It’s getting to be that time again. I’m cringing at the thought of it. My evil mommy nemesis. What part of motherhood can make me cringe at the very thought of it? Potty training. Baby girl is now 2 and is really starting to show the signs of being ready to start potty training. And as awful as I may sound, this is the one part of parenting that I wish I could fast forward. It took me almost a year to get my son potty trained. Within that year, we moved twice, my husband left on an extended business trip, and I started working outside the home. With these constant changes, it was very difficult to potty train. I’m hoping that I don’t run into the same road blocks with my daughter. So here’s some tips that I learned from my first potty training experience.
- Prep Yourself! While many of us are so busy watching our toddlers to make sure they’re ready to start potty training, make sure you take time to make sure you’re ready.

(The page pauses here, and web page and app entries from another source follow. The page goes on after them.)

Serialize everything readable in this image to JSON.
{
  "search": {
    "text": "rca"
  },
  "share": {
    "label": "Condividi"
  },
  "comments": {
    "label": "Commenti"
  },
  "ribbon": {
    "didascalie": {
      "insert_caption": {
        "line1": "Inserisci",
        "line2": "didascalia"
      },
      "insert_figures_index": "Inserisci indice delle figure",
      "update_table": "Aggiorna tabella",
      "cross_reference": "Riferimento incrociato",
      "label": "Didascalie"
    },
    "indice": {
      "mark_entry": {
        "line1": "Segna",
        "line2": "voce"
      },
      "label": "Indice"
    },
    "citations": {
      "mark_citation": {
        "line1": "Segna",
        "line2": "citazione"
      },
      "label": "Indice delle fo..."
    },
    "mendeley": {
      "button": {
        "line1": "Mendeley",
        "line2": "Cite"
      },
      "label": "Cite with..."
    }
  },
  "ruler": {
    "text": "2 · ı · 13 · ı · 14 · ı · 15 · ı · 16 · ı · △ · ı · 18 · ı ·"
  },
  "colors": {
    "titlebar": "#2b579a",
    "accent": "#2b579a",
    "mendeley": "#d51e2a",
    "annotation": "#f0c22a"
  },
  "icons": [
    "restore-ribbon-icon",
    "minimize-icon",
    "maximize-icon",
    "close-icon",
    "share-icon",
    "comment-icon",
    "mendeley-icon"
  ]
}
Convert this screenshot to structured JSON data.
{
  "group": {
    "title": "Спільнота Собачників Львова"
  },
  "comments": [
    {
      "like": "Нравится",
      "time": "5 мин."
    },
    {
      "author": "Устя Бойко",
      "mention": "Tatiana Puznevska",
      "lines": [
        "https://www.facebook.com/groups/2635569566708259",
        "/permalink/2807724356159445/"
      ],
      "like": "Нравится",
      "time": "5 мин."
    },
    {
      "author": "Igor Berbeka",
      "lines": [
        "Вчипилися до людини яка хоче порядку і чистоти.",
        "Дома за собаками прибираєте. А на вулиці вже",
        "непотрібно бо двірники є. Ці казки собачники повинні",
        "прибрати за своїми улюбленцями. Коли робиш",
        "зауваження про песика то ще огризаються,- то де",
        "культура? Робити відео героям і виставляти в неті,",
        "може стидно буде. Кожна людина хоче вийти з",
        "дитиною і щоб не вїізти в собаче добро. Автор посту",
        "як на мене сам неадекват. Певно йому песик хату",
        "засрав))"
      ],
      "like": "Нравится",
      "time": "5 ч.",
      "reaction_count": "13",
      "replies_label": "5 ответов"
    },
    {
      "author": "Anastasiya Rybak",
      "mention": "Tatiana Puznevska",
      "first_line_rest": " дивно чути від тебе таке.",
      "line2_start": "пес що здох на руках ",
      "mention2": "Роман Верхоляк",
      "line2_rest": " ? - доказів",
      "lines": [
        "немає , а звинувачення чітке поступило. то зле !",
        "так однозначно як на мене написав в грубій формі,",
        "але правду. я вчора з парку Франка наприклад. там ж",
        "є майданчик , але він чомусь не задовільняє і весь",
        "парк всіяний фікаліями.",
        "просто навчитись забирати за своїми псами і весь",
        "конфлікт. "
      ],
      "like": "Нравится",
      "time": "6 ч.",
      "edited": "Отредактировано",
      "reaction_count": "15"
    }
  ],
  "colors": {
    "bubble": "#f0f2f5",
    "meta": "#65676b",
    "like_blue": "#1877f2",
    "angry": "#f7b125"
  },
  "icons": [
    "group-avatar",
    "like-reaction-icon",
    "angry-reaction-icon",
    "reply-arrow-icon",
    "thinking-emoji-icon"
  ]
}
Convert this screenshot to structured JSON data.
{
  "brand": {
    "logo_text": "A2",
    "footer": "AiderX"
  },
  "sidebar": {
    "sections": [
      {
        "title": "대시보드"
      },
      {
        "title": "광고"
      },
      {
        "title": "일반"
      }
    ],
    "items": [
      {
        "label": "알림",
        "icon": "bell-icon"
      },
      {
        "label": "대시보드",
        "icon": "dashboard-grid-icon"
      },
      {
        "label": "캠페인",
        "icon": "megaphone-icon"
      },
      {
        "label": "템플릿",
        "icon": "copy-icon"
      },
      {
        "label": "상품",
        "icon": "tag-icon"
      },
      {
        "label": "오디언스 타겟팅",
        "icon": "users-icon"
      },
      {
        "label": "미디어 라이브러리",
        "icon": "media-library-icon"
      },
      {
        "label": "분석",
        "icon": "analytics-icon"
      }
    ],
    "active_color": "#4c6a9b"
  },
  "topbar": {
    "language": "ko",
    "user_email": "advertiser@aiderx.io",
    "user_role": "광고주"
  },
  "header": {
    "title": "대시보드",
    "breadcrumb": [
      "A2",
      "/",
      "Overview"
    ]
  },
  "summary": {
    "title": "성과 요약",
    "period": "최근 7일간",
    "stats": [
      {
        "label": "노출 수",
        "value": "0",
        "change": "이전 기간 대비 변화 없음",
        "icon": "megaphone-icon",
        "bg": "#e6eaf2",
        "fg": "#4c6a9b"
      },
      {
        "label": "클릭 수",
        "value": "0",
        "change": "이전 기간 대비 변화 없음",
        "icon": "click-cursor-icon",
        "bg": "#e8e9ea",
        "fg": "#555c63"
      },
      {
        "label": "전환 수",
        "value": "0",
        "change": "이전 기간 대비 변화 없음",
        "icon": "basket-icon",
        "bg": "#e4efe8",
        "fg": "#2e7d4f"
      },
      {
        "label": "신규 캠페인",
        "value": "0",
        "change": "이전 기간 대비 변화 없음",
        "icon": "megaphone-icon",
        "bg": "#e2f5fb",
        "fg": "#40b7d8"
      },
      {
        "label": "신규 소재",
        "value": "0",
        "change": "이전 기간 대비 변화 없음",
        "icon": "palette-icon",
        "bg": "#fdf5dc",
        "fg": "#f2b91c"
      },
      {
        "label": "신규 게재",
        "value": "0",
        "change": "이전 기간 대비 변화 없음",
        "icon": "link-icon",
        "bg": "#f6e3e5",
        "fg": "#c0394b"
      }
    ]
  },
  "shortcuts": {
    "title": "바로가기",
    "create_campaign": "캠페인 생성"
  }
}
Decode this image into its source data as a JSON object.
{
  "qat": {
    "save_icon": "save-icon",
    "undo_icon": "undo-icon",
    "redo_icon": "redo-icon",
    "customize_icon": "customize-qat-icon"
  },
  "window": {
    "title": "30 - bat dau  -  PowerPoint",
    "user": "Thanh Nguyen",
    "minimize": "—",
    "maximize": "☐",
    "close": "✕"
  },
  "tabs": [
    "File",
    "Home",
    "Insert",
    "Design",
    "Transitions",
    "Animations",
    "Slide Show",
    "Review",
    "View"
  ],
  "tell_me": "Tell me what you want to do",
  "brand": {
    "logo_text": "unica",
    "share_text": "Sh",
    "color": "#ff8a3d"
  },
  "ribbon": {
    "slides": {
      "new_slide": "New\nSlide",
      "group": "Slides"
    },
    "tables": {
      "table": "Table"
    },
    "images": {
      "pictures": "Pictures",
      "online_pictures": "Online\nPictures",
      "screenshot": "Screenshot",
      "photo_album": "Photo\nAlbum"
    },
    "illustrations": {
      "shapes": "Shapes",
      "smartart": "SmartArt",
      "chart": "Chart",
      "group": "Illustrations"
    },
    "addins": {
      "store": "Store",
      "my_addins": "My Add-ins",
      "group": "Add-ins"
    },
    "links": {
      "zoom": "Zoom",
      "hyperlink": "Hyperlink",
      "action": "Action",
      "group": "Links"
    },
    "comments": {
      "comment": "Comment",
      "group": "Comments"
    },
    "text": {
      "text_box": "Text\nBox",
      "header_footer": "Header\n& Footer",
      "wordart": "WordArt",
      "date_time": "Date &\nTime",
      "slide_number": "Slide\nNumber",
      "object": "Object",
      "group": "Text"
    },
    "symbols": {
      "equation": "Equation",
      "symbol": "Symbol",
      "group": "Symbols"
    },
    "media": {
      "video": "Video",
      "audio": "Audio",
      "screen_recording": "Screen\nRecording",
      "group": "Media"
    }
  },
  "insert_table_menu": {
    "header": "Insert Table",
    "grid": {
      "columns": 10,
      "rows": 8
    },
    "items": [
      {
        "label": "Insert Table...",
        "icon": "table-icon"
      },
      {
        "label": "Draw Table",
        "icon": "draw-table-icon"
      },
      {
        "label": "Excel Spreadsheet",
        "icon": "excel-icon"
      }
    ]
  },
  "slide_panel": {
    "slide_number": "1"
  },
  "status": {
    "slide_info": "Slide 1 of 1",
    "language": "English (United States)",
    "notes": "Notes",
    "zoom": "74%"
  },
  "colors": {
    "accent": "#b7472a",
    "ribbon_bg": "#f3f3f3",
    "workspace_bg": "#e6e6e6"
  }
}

I’ve already attempted round number 1 with my daughter, and failed miserably mainly because I wasn’t ready. I was having several doctor appointments and my medicine kept getting changed. It’s hard enough sometimes adjusting to new medicine without the added pressure of potty training. I especially had some bad side effects of one of my medicines, so I made sure that I took time out to get myself squared away first. Remember, you are no good to anyone else if you haven’t taken care of yourself first. So make sure you get plenty of rest, and if needed reach out to family and friends to help.
- Prep your house. You really want to pick one room to stay in for the first few days to keep the inevitable accidents contained. I picked our upstairs living room because it’s all hardwood floors. I rolled up my area rug and tucked it under my couch for safe keeping. I pull out a few toys and books and closed up all the bedrooms. Keep in mind that every child is different, so I suggest knowing what toys, books, or movies your little one really enjoys. You don’t want them so enthralled that they forget to use the potty, but you want something that will keep their attention longer than a minute. I would also go ahead and do some prep work in your kitchen. Get your snacks and drinks ready. Prep some crock pot or freezer meals so you don’t have to worry too much about dinner.
- Ditch the Pull-ups. This one can be difficult but it’s really easier if you ditch the diapers and pull-ups all together. It can be a bit confusing for toddlers and they will be inclined to potty in the pull-up instead. I suggest getting some good fitting cotton underwear for your little one. What else you put on your child is up to you. Some just throw on a t-shirt while some use leg warmers or socks. And still there are some parents who let their little ones run around with nothing on at all for the first day or so. Do what’s comfortable for you and your little one.
- Lots of fluids and dry snacks. Your little one is learning to recognize the sensation and feeling of needing to go to the bathroom. You’ll want to make sure to give them plenty of fluids so they’ll need to use the bathroom frequently. The dry snacks help keep them thirsty because after a while they’ll get tired of drinking.
- Set a timer. Timers are a good way to stay mindful about the task at hand. That may sound redundant, but it’s easy for you and your little one to get caught up with playing or watching that potty dvd for the 20th time or so. Some recommend to set the timer for every 15 minutes, but that was a little much for my daughter. She got annoyed by how often I was asking her to sit on the potty. Try a few different times and see what works best for you.
- Be patient! Be patient with your toddler, and be patient with yourself. This is not an overnight learning curve. There will be accidents. There might even be some tantrums and meltdowns, parents included. Don’t get caught up in the Mommy and Pinterest wars. If little Tommy from down the street potty trained in one weekend, great for him. But don’t force your little one to uphold the same timetable. Remember, every child is different, every parent is different. Ultimately, you need to do what’s best for you and your little one.